What the task requires:
Once you have read the entries, copy all of them exactly.

Given records:

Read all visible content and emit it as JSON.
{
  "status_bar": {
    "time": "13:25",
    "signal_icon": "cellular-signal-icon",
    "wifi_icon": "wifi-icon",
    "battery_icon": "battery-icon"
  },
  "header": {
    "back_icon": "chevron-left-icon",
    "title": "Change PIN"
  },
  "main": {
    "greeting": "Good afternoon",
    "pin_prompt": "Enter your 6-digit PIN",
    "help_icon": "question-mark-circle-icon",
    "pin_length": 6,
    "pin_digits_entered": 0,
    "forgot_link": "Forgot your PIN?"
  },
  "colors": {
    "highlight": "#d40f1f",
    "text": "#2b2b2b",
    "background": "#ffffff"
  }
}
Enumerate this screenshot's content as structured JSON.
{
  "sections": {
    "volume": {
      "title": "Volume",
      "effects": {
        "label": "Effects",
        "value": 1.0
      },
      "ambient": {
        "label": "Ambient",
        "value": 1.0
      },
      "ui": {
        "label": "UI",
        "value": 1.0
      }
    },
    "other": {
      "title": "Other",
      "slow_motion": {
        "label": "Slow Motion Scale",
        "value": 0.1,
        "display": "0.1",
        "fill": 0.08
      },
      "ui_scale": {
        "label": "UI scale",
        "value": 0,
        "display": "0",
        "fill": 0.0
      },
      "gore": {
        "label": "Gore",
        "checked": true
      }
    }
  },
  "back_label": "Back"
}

Response area:
Read all visible content and emit it as JSON.
{
  "status_bar": {
    "time": "13:25",
    "signal_icon": "cellular-signal-icon",
    "wifi_icon": "wifi-icon",
    "battery_icon": "battery-icon"
  },
  "header": {
    "back_icon": "chevron-left-icon",
    "title": "Change PIN"
  },
  "main": {
    "greeting": "Good afternoon",
    "pin_prompt": "Enter your 6-digit PIN",
    "help_icon": "question-mark-circle-icon",
    "pin_length": 6,
    "pin_digits_entered": 0,
    "forgot_link": "Forgot your PIN?"
  },
  "colors": {
    "highlight": "#d40f1f",
    "text": "#2b2b2b",
    "background": "#ffffff"
  }
}
Enumerate this screenshot's content as structured JSON.
{
  "sections": {
    "volume": {
      "title": "Volume",
      "effects": {
        "label": "Effects",
        "value": 1.0
      },
      "ambient": {
        "label": "Ambient",
        "value": 1.0
      },
      "ui": {
        "label": "UI",
        "value": 1.0
      }
    },
    "other": {
      "title": "Other",
      "slow_motion": {
        "label": "Slow Motion Scale",
        "value": 0.1,
        "display": "0.1",
        "fill": 0.08
      },
      "ui_scale": {
        "label": "UI scale",
        "value": 0,
        "display": "0",
        "fill": 0.0
      },
      "gore": {
        "label": "Gore",
        "checked": true
      }
    }
  },
  "back_label": "Back"
}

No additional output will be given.